Records

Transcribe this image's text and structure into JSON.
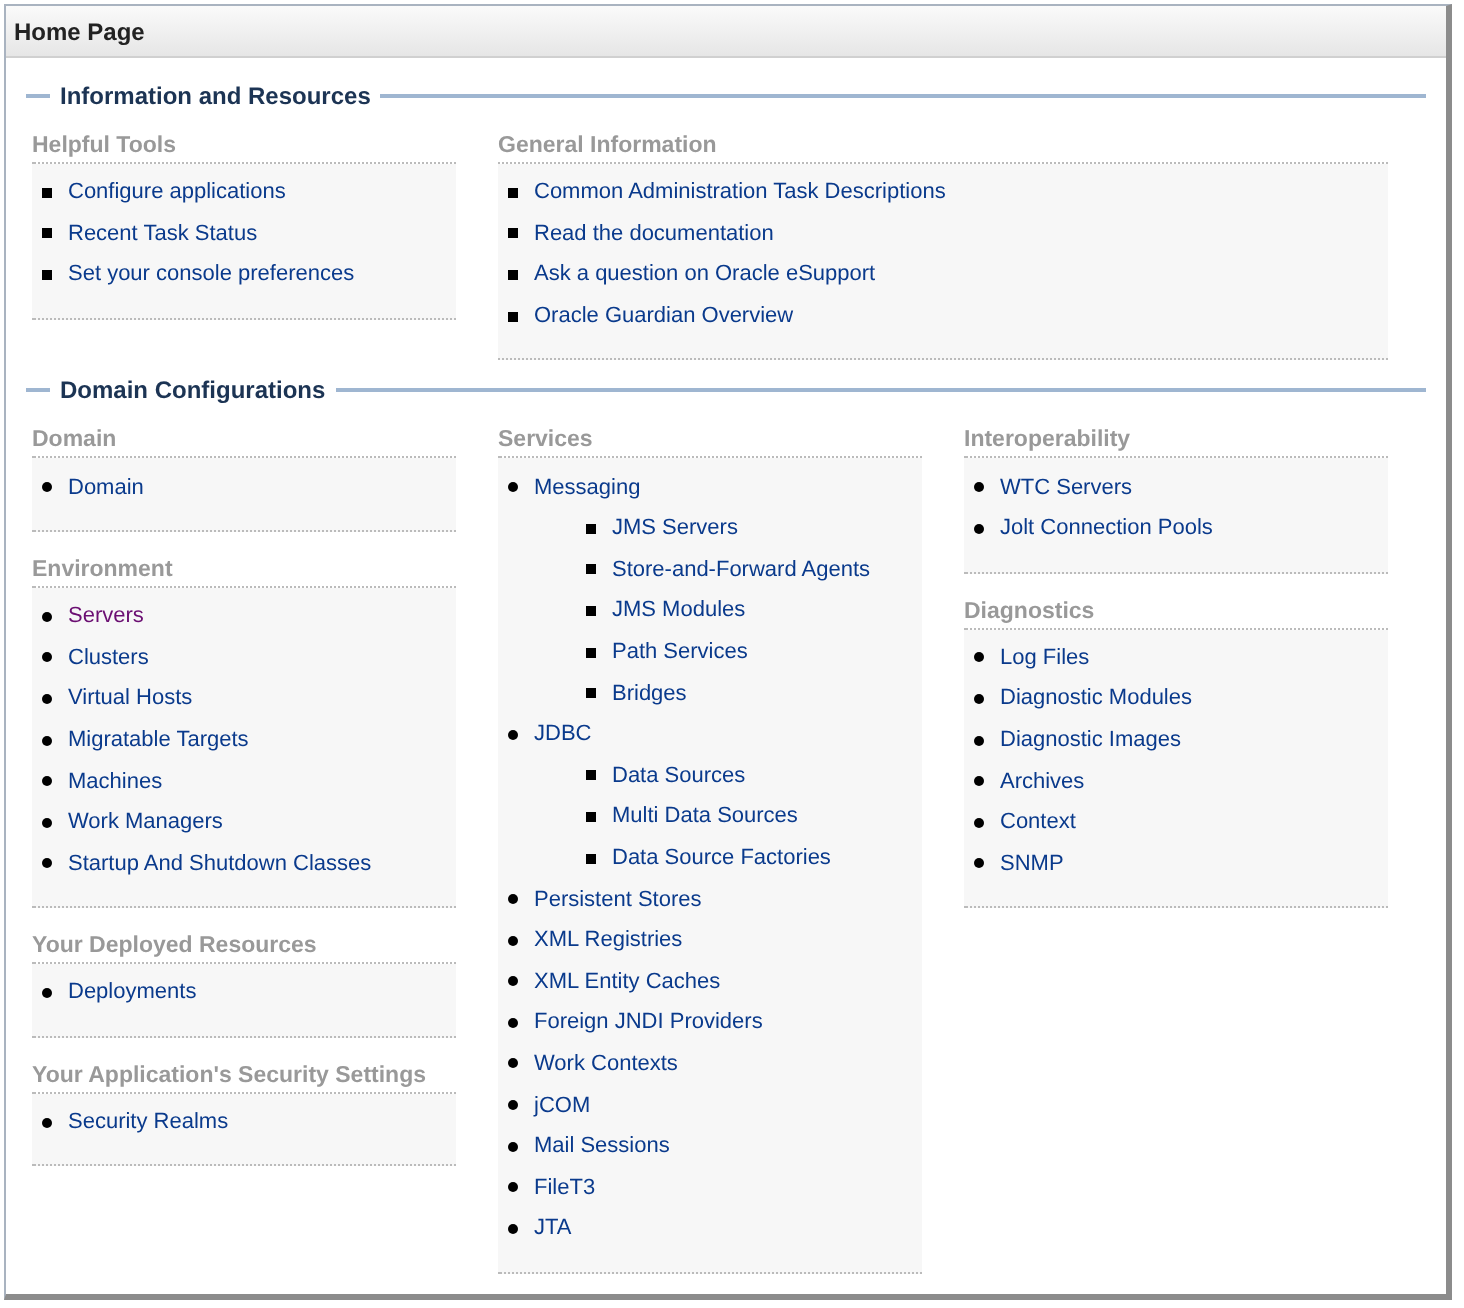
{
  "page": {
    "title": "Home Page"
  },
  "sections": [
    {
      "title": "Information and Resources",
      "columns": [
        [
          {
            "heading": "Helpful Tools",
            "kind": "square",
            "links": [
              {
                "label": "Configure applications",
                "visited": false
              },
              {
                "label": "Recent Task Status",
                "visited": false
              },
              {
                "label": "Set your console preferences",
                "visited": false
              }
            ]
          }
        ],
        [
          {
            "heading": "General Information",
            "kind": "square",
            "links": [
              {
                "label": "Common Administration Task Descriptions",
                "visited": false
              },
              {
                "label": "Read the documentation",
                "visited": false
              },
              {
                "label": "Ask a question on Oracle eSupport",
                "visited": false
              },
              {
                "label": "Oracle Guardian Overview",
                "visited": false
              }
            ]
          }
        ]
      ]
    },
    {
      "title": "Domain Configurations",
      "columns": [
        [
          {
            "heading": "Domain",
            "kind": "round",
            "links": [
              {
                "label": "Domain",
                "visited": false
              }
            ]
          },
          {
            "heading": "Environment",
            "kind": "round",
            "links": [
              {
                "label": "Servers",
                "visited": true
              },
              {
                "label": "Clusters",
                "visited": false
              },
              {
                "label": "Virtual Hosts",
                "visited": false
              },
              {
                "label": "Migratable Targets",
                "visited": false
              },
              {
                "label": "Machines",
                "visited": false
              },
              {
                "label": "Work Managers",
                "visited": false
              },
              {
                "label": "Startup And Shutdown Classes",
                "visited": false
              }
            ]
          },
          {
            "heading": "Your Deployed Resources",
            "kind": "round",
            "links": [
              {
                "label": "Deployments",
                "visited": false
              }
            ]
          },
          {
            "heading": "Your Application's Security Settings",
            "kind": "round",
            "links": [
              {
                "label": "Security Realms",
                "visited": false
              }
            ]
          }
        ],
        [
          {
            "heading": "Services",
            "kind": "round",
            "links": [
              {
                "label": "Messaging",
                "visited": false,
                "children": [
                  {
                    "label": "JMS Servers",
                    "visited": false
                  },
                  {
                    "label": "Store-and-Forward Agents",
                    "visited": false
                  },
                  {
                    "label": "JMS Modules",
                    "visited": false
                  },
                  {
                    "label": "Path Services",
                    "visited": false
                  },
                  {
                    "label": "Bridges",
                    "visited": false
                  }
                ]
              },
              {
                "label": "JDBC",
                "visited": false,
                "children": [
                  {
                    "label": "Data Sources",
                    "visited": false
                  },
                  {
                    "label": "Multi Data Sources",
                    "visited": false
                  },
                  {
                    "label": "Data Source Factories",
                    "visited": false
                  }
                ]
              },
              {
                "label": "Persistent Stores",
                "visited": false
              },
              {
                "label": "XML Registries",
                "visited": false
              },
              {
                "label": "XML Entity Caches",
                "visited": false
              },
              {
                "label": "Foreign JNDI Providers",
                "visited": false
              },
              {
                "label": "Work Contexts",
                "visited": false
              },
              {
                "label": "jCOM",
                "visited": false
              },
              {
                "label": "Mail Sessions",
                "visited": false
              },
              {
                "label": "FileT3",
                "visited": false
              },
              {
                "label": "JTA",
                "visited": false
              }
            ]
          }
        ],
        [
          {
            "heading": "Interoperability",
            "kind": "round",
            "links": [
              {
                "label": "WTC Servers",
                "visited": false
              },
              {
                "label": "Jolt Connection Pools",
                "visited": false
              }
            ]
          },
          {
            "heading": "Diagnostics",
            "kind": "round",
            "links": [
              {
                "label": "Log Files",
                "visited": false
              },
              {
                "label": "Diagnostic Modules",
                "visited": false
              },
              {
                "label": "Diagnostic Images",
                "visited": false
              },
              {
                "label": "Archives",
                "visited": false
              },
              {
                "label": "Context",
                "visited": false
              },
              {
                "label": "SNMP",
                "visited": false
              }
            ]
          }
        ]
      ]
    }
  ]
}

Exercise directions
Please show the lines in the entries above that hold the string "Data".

Result
                    "label": "Data Sources",
                    "label": "Multi Data Sources",
                    "label": "Data Source Factories",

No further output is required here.